The Electoral Commission has said that it will not begin an investigation into the single biggest donation in the history of Northern Ireland politics – £435,000 given to the DUP during the Brexit campaign to fund campaigning in Great Britain.
The donation has long been the subject of controversy, with suggestions that the money was given to the DUP to circumvent donor transparency rules in the rest of the UK and take advantage of Northern Ireland’s unique donor secrecy law.
Under pressure to voluntarily reveal the donor, last year the DUP revealed that it came from the Constitutional Research Council (CRC) in Scotland, a virtually unheard of entity with just one known member – former Scottish Tory candidate and businessman Richard Cook.
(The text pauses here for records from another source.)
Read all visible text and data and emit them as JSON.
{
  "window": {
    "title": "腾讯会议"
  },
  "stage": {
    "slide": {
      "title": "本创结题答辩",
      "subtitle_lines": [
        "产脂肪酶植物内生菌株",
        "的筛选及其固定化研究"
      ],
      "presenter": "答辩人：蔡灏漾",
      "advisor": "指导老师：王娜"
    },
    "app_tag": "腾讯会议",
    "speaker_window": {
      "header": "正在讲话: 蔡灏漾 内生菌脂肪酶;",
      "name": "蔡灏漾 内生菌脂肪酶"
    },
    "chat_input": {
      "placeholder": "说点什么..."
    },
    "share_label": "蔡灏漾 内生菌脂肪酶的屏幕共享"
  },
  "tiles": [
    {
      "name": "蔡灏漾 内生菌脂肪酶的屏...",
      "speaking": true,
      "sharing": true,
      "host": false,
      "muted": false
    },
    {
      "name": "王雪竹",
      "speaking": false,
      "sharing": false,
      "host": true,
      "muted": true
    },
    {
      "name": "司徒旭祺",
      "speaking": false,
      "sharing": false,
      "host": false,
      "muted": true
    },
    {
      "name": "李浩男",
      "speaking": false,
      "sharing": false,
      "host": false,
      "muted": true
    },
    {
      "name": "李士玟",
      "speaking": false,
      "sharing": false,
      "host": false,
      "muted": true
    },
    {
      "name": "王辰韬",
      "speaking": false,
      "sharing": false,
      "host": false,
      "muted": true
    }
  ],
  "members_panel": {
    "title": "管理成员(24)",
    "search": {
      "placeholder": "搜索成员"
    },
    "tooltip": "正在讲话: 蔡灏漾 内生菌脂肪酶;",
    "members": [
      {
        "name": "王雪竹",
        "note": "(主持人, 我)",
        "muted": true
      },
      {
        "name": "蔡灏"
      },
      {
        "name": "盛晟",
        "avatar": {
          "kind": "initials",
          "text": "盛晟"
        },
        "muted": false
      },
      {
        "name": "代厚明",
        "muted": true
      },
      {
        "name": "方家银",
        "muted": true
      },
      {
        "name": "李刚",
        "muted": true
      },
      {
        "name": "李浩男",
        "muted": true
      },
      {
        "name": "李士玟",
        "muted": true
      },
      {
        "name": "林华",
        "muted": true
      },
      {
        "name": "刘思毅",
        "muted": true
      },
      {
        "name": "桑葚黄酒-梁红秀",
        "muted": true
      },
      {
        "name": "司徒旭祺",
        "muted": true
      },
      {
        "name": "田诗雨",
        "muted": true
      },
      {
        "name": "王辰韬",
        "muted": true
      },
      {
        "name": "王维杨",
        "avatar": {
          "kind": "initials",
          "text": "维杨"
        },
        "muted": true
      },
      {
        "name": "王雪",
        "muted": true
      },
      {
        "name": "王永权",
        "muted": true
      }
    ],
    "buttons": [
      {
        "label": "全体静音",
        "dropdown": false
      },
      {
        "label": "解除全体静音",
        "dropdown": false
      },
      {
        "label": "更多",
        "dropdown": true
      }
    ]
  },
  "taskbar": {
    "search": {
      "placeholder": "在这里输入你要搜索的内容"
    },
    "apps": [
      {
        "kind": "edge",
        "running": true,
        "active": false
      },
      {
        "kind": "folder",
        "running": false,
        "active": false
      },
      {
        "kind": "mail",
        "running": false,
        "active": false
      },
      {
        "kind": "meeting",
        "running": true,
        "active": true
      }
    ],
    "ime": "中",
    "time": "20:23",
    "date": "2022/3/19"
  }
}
However, it appeared that the CRC had not been the original source of the money. Mr Cook and the DUP have always said that the donation met every legal requirement.
On June 26, BBC Northern Ireland’s Spotlight investigative programme broadcast a report which suggested that the DUP incurred joint spending with other EU referendum campaigners but did not declare it properly. Mr Cook has threatened to sue over the programme.
The Electoral Commission said it had asked the BBC for “further evidence” but was told that there was no “significant information” other than what was in the programme. The commission said it had considered other potential sources of evidence but “concluded it does not have grounds to open an investigation”.
It concluded by drawing attention to the government’s decision last year to ensure that donors – including the donation in question – made in the years prior to last year cannot be named.
DUP MP Gregory Campbell, a vocal critic of the BBC, said the Electoral Commission’s statement was the “latest embarrassment for the BBC” which “now begs a series of questions for the publicly funded BBC”. He asked if the BBC would issue a detailed breakdown of the amount of public money spent on producing the programme and why the programme was “fronted by a self-confessed ‘EU Remain’ campaigner”?
The programme was presented by Jim Fitzpatrick, BBC Northern Ireland’s highly experienced former business and economics editor who did the Spotlight programme on a freelance basis. But the DUP drew attention to multiple anti-Brexit tweets which Mr Fitzpatrick – who has since deleted his Twitter account – wrote in the wake of the EU referendum, one of which linked to a pro-Brexit column by Boris Johnson three days after the referendum and described the senior Tory as “a delusional moron”.
A BBC spokesman said the programme “raised important issues of public interest” and kept by BBC editorial guidelines, including those relating to accuracy and independence.